## Records shown
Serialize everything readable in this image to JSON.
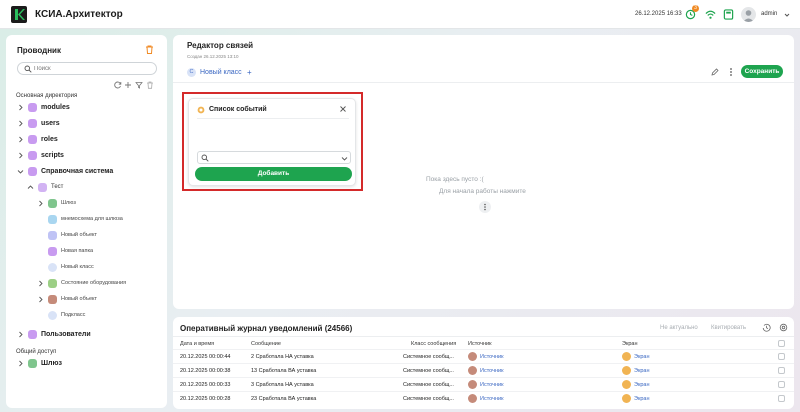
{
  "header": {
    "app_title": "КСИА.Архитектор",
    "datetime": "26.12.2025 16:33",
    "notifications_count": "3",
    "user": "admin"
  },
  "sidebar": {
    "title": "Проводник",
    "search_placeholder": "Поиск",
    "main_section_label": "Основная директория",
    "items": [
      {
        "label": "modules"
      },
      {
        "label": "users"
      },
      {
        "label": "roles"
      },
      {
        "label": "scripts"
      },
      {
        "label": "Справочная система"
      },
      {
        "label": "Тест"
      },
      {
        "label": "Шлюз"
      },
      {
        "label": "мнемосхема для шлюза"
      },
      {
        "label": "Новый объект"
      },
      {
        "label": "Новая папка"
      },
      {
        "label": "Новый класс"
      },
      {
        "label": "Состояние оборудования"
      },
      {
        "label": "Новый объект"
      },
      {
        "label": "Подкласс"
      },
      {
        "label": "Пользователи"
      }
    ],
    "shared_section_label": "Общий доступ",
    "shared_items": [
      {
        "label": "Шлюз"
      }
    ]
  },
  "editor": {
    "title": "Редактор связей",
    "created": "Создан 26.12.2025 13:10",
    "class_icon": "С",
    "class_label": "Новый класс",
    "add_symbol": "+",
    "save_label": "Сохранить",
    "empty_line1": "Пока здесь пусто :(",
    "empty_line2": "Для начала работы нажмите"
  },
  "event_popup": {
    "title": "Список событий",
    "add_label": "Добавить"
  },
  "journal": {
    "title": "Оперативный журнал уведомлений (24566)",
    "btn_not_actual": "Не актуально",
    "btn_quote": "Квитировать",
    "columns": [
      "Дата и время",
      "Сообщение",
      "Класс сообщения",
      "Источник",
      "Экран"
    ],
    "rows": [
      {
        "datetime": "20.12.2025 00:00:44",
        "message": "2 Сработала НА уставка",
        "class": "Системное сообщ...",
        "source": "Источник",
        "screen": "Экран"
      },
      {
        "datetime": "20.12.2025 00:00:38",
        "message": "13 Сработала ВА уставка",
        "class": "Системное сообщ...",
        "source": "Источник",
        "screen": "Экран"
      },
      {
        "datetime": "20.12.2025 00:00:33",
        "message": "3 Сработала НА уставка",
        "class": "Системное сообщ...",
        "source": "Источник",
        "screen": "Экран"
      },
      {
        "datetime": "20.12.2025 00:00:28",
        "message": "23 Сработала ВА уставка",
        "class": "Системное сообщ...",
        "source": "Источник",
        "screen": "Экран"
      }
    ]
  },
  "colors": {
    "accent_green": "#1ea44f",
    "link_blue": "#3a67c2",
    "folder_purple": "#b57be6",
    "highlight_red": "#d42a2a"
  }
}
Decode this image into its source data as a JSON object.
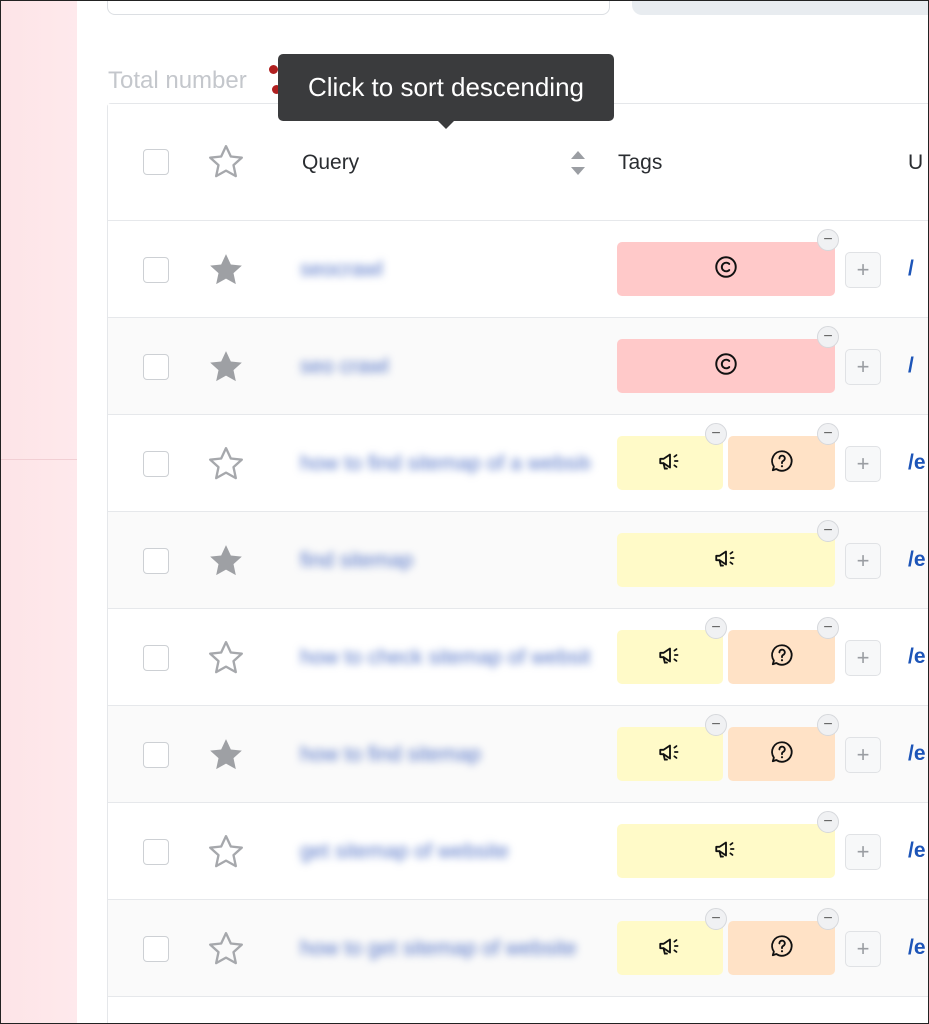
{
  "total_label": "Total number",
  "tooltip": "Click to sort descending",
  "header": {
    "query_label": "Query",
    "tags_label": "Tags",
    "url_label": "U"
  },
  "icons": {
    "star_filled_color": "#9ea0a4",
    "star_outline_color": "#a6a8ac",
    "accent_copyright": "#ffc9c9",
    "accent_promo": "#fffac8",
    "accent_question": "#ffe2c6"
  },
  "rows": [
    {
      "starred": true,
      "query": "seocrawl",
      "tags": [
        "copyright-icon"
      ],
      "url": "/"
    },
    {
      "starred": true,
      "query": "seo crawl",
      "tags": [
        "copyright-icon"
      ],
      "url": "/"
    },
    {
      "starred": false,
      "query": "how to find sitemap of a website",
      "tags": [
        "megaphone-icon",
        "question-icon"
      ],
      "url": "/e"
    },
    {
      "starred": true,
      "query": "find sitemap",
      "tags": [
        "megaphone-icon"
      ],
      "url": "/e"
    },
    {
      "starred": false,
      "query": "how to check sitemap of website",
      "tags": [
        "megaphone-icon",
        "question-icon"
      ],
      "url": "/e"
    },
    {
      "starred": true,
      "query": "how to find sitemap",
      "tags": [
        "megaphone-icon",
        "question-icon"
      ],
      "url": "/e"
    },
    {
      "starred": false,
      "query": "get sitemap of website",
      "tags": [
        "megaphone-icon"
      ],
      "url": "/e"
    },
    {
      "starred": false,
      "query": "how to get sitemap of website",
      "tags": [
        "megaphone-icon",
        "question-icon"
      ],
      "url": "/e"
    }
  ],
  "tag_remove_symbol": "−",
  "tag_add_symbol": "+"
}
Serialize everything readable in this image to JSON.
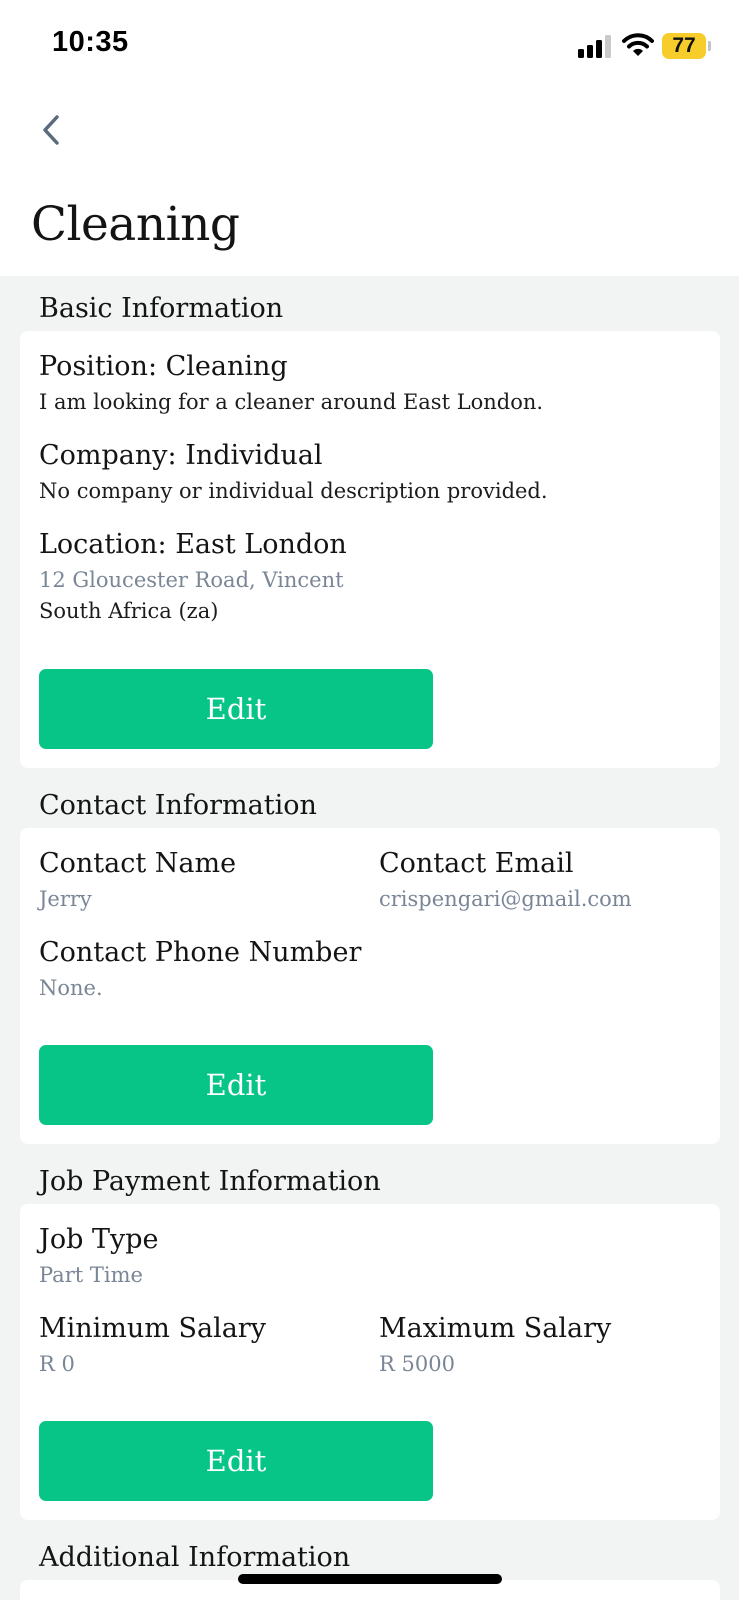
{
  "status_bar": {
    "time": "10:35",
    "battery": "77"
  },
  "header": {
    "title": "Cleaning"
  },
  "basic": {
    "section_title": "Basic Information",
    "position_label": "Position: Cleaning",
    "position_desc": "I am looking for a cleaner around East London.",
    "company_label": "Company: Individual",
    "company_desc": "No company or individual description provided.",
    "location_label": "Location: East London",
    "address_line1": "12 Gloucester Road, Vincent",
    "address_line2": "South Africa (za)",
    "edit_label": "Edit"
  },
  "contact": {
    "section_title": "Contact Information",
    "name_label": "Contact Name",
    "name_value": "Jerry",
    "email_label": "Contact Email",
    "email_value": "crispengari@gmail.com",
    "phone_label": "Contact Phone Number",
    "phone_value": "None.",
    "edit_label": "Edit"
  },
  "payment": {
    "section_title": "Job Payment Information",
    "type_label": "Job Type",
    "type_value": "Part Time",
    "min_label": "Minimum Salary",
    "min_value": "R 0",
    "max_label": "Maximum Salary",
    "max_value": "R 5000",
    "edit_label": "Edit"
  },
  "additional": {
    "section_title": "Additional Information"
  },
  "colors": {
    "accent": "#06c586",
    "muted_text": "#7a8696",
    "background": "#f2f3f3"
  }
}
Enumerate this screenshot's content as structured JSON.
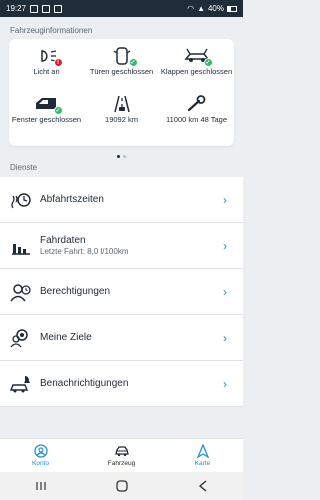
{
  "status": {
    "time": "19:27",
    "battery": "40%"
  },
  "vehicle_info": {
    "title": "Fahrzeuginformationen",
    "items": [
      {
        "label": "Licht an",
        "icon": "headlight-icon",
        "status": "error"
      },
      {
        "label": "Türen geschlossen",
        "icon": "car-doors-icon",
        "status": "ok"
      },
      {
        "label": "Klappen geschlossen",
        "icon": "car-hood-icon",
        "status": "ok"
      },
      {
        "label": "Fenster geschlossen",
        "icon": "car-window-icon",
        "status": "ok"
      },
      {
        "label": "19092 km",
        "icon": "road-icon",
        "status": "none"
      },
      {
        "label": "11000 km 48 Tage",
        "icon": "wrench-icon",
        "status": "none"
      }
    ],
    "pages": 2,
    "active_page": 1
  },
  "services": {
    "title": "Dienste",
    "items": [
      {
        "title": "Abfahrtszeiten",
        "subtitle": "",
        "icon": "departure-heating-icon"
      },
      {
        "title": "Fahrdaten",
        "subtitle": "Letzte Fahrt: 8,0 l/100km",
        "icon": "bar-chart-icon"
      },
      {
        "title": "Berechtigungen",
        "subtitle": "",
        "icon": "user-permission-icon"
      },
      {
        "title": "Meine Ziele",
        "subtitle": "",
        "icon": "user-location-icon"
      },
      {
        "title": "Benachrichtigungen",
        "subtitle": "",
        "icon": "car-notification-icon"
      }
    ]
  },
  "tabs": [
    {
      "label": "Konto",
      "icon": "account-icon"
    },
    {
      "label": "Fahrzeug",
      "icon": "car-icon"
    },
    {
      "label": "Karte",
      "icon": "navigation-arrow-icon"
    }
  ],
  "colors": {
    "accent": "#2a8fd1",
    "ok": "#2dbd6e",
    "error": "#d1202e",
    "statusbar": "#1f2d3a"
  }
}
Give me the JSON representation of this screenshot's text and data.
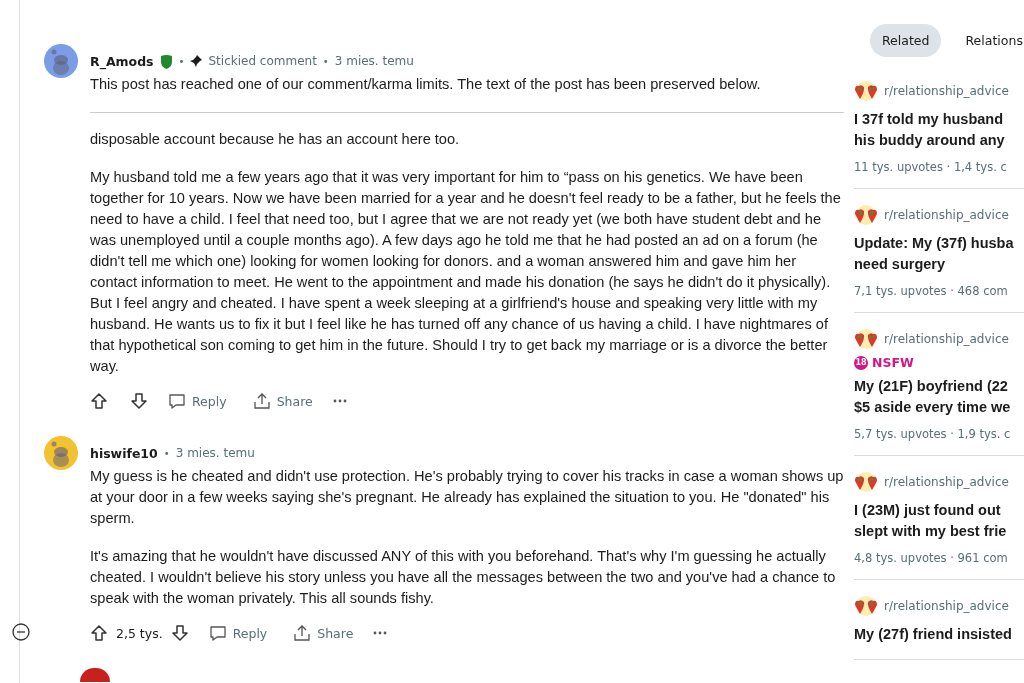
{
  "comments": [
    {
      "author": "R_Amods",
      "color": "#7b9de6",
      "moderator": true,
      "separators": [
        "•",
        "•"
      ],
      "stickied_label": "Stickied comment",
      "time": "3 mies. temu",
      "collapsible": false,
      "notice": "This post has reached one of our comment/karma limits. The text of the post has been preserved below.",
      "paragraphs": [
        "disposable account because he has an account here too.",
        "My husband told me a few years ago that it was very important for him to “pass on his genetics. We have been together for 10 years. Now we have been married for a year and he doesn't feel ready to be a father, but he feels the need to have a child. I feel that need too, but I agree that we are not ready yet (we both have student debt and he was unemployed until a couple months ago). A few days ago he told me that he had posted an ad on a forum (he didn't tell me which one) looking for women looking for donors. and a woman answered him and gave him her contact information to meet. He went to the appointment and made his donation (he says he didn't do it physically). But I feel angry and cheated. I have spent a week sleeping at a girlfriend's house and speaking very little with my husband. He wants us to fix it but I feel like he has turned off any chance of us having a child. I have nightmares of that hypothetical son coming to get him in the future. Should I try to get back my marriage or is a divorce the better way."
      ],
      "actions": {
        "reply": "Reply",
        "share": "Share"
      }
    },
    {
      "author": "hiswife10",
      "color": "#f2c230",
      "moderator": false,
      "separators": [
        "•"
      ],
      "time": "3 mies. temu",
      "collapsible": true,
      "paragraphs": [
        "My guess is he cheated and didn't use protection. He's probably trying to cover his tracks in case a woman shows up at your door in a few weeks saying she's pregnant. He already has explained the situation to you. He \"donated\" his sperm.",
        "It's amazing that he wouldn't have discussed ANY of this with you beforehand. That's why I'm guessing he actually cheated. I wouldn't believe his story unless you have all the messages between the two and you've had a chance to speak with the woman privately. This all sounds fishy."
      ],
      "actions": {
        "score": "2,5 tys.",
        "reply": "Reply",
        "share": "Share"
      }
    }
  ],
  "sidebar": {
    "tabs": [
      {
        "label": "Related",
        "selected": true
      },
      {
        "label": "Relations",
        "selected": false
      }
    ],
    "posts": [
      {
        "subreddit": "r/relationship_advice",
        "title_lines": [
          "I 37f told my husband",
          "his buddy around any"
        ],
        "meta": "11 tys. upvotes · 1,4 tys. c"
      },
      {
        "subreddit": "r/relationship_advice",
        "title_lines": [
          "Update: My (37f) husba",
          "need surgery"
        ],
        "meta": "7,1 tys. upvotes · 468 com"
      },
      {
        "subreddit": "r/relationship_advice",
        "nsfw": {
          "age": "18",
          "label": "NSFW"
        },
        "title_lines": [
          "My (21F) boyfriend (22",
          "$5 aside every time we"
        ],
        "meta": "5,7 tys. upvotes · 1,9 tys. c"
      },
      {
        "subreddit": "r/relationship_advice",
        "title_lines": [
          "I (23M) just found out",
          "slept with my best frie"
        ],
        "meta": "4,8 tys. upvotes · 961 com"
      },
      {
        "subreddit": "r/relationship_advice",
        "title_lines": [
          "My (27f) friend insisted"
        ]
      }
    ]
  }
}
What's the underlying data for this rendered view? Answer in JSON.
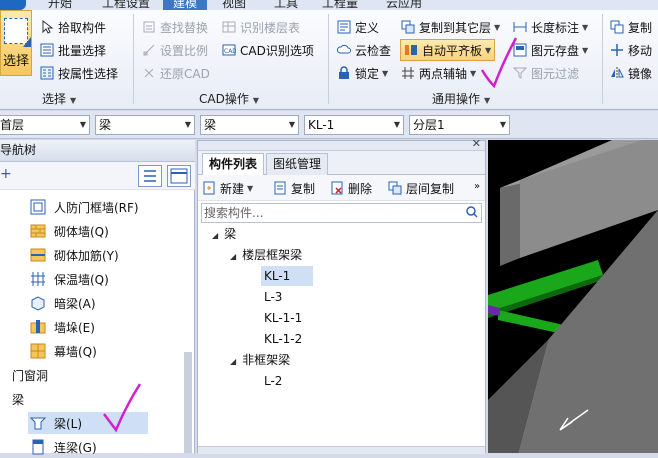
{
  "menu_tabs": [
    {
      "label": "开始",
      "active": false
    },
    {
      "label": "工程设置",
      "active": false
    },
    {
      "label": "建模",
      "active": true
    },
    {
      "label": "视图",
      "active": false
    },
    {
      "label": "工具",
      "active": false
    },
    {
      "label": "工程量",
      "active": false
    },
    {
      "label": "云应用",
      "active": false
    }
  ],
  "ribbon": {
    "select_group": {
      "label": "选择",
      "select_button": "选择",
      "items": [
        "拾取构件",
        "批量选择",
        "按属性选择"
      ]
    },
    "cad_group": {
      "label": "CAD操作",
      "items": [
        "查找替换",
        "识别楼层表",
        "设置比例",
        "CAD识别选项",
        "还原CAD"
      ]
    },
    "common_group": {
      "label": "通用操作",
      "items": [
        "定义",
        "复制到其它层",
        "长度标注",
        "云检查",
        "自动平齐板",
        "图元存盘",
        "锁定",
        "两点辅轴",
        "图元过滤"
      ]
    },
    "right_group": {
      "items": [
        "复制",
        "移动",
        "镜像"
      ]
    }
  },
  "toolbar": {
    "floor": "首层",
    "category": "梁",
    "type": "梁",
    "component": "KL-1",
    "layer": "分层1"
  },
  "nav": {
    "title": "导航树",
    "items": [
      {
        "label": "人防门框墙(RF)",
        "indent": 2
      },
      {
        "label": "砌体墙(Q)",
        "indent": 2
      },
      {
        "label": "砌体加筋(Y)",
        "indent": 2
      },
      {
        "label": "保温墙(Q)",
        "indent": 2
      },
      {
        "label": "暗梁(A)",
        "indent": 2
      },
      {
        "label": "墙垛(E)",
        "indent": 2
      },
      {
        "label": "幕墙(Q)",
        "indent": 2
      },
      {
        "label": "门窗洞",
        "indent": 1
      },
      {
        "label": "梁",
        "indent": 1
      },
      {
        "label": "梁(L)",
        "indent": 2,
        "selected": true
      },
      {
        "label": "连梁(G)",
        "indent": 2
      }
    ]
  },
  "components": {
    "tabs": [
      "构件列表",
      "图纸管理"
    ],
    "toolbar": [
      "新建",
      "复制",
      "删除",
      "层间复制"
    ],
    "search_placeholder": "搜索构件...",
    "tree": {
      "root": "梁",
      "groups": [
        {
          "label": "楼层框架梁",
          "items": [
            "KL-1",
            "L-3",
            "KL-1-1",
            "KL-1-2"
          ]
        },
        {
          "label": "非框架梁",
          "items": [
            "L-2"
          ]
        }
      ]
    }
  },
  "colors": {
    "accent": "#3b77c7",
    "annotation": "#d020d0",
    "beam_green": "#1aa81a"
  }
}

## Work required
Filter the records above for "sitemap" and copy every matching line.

## Task response
      "query": "how to find sitemap of a website",
      "query": "find sitemap",
      "query": "how to check sitemap of website",
      "query": "how to find sitemap",
      "query": "get sitemap of website",
      "query": "how to get sitemap of website",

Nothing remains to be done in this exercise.